philip horváth
3 min readMar 1, 2020

Eventually becoming a planetary society seems inevitable — the only question is how long it will take us to get there and how painful the transition will be.

We will never integrate Israelis and Palestinians, Germans and Syrians, Hindus and Muslims, not even men and women. We can only appeal to a higher level concept, that of the individual within a planetary context, as we did when we came up with unalienable Human Rights.

It is time for humanity to engage on our next and biggest adventure so far — that of co-creating a planetary society.

It is a massive shift in human consciousness, and in our ways of operating, our cultural operating systems.

Most of our current world and the systems that govern it are still at best based on the idea of globalization. It was the furthest stretch territorial and time-bound consciousness allowed for.

Globalization is still a territorial concern. It is a flatland metaphor concerned with the expansion of influence over the distribution of resources on the surface of the planet.

It is a concept developed in times when we still dreamed of discovering (and ruling) every square inch of this planet. It is an imperialistic metaphor. One of conquer. One that still assumes that there is scarcity, that we live in a winner-takes-all world, and that there cannot be enough for everyone.

We have already developed far beyond that.

We have 3D images of planet earth. We have dug into the earth, dove into the sea, and are beginning to explore space beyond our atmosphere, searching for signs of life on other planets.

With that comes a trans-global perspective, an outside view of earth that realizes that all systems we build, must be cyclical or generate more benefit than they consume.
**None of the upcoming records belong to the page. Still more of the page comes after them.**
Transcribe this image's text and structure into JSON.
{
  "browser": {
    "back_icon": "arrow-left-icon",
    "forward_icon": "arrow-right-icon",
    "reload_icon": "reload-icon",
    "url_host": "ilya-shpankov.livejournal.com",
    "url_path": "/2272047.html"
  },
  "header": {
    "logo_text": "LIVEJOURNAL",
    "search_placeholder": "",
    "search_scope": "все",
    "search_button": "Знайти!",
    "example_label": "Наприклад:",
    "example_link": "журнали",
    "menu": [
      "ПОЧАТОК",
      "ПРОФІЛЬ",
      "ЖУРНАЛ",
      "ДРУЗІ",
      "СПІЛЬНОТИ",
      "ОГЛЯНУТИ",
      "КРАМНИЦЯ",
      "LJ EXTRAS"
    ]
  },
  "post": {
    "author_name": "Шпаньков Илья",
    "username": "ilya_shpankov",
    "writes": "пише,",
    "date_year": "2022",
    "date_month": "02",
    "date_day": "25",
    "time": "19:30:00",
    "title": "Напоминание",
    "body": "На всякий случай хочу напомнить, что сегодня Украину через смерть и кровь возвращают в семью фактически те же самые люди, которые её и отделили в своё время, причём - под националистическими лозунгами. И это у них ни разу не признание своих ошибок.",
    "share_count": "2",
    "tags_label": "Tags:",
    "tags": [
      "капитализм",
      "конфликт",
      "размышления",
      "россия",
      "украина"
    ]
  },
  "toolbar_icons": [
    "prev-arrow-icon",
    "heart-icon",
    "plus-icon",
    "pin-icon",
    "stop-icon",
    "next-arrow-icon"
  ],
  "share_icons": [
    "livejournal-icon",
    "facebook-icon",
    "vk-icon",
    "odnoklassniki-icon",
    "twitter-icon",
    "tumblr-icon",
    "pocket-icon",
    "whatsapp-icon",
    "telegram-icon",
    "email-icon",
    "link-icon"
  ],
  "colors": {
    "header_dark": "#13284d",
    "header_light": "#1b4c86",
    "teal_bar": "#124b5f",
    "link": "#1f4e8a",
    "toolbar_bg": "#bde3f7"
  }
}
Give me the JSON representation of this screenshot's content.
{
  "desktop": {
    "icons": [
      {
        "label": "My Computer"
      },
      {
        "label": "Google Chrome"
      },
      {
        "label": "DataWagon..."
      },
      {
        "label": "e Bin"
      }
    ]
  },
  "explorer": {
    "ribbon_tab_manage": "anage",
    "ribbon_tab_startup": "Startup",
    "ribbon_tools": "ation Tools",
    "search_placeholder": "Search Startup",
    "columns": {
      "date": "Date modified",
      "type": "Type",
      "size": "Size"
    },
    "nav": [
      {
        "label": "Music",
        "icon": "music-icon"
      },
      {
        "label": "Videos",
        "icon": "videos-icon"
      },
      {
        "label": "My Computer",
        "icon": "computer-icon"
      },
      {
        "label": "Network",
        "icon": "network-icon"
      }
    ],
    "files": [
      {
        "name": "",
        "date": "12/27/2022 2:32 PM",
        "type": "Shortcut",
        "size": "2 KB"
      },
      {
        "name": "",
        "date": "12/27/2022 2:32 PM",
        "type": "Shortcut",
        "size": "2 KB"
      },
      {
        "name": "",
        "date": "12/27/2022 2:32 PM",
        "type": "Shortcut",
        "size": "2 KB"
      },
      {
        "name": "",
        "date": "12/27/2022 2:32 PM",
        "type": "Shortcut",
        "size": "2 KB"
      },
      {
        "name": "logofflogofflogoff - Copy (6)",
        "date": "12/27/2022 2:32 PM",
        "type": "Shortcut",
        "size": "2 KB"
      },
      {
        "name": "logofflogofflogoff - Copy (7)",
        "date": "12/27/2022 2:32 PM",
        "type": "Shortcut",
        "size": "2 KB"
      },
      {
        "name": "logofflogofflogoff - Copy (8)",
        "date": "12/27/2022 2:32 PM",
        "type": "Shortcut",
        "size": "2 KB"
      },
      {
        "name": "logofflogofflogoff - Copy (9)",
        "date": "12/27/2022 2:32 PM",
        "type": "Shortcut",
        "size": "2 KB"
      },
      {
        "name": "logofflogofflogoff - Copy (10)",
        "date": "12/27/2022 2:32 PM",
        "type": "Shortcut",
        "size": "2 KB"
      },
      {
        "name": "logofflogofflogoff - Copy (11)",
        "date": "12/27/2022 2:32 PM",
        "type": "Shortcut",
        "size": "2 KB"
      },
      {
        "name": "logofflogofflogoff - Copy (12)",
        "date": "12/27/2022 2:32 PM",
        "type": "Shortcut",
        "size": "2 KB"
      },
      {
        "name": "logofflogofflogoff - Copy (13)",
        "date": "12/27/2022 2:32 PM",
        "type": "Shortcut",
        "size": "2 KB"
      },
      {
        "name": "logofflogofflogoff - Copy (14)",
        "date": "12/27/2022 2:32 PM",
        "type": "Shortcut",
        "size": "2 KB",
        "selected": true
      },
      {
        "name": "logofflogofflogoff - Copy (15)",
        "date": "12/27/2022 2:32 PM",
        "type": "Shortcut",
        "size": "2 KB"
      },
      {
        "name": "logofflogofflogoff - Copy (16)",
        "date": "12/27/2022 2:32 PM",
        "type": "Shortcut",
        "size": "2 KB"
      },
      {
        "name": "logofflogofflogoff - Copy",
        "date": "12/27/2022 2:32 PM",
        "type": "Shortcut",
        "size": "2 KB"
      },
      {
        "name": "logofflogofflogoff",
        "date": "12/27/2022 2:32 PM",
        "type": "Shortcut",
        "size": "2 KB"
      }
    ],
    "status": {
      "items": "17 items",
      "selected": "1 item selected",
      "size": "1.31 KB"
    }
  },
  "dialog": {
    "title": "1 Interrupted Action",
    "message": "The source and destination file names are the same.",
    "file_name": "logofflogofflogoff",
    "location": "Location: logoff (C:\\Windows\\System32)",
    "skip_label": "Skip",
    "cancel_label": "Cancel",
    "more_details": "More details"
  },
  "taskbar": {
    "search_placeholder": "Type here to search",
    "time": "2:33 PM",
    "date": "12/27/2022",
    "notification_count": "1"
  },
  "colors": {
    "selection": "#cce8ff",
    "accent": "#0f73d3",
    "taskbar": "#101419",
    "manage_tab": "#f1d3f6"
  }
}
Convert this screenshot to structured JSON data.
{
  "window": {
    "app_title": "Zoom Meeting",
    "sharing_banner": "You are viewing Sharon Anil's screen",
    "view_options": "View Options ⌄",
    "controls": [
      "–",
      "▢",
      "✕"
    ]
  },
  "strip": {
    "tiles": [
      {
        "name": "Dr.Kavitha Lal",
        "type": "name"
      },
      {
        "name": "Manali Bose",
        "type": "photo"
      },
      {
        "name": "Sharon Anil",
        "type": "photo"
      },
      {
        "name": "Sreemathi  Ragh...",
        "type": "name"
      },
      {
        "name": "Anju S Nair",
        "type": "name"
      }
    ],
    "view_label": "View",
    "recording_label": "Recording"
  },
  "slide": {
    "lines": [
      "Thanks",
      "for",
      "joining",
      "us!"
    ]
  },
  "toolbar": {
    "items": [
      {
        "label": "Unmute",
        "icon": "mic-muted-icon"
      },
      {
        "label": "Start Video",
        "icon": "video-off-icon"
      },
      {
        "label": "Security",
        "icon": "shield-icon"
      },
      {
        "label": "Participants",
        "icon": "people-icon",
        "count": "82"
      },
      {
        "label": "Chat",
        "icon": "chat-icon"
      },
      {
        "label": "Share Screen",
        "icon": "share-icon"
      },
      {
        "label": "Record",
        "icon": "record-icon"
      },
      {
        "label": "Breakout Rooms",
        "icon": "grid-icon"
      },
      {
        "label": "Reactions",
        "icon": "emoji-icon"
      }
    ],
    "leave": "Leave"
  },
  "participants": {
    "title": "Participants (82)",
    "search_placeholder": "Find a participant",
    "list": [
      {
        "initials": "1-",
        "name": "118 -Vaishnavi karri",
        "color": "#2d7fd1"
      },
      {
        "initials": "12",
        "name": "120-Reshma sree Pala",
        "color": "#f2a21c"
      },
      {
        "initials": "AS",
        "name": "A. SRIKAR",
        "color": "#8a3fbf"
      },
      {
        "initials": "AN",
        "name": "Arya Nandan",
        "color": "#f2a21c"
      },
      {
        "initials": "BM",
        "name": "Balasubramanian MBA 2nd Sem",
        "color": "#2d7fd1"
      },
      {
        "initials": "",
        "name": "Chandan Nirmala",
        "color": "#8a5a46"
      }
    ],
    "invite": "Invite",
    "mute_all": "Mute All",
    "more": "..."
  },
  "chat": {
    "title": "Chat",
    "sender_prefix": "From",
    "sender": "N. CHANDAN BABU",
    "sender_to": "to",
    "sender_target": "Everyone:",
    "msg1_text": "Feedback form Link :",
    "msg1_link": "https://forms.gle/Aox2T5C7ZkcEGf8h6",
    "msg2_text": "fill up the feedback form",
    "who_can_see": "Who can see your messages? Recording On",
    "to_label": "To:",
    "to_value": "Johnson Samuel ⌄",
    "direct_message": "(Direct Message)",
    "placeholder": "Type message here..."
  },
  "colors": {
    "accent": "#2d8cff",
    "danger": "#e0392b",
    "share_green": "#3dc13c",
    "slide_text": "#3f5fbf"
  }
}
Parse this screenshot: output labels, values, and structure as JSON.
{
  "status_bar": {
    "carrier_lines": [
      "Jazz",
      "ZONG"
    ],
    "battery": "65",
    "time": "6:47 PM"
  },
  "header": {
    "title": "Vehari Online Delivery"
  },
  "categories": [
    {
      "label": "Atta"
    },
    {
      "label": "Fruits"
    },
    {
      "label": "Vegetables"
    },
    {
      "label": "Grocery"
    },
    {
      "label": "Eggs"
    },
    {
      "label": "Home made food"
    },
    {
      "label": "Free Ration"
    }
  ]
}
With that also comes a realization that we get to create new systems of governance and collaboration. We evolved from hunter gatherer family structures to agricultural tribes, to industrial organizations, nations and nation collectives, and now get to expand to planetary ecosystems.

To make those new systems functional, every individual gets to step up to individual sovereignty and — with that — responsibility and stewardship over this planet.

It is in our rational self-interest to do so (and I would dare say that even Ayn Rand would have agreed, had she had pictures of earth from space in her time).

We get to create new systems of distributed localized governance with planetary concern and knowledge exchange, develop new technologies to make agreements with each other and deal with what happens when we break them.

We get to create systems based on abundance, rather than on scarcity.

We get to educate our youth, not to become compliant producers and consumers, but as sovereign planetary citizens, who have all the resources to unfold themselves to their highest potential, have loving and forwarding relationships, and work in service to life.

You can distract yourself in daily challenges, or you can create solutions that make such a future possible.

The future is in your hands.

Happy Future day!

The future belongs to those who create it. That is why I work with change leaders and their teams to create future-ready cultures and organizations. Through my work with LUMAN and other projects, I provide frameworks and operating metaphors to support leaders around the world in their individual evolution and in growing innovation capacity in their teams and organizations. I have worked with startups, NGOs and with global brands in a variety of industries around the world. More at



philip horváth

culture catalyst ★ planetary strategist — creating cultural operating systems at planetary scale — tweeting on #future, #culture, #leadership @philiphorvath